I’m giving a keynote talk this afternoon in Runnymede where, just over 800 years ago, a dispute over tax gave rise to a fundamental rethink of democracy and how we’re governed - doesn’t that sound contemporary?!
Anyway, you might be interested in what I, as a professional presenter, do on the actual day of a presentation.
I hope I don’t need to say that anything important should already be done - slides, rehearsal, printing of handouts … the day of a presentation is too stressful to be dealing with this, make sure anything that can be ready before ‘the big day’ is.
Here are the ‘non-negotiables’:
1. Arrive early. This is the single biggest ‘skill’ a speaker can have! Almost any problem in presenting can be solved with 30 minutes to spare.
I’ll meet my client (they need to know I’m there!) and check that if there are any changes I need to know about.
2. I’ll check my notes and refresh my memory about the audience - who are they? What do they need? What are they focused on?
3. I’ll look over the agenda, making sure I know how my message fits in with the rest of the event.
4. Get to know the space. In a break, I’ll walk around the stage (if there is one!) to familiarise myself with it as well as spotting any problems such as squeaky floorboards or projector light hitting my head!

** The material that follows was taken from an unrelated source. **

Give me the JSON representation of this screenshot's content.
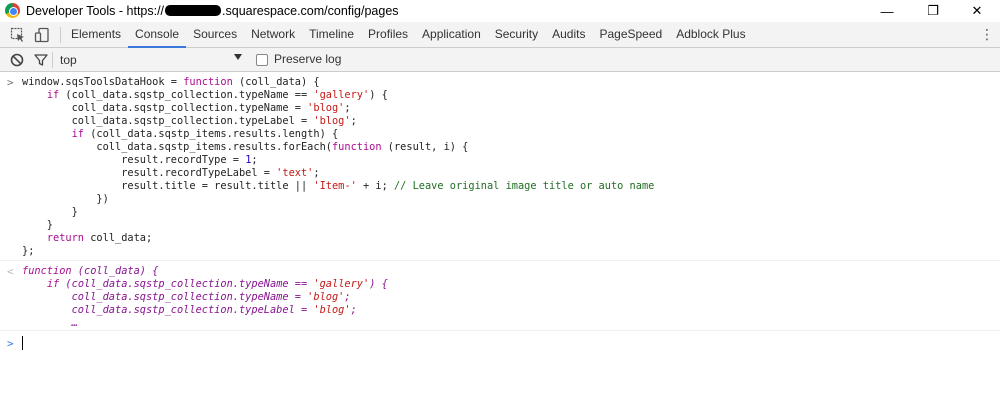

I’ll also sit in a few different seats in the audience space so I can get to know what it’s like looking at the stage from different parts of the room.
5. Introduce myself to the AV team - always make friends with these amazing people, they work so hard for often little acknowledgement, and they’ll help you out of almost any crisis! I’ll check my slides are running well and do a sound check on the microphone too.
6. During the event itself, I like to sit at the back of the room and soak up the atmosphere a bit. I’ll be looking at the audience and seeing how they react to the event - are they engaged? Do they need waking up? Calming down? Basically what do I need to bring to my presentation which makes the experience even better for them?
7. In the break before my keynote, I make sure that everything I need is on the stage - a copy of my notes, some water, a copy of my book (international bestselling award-winning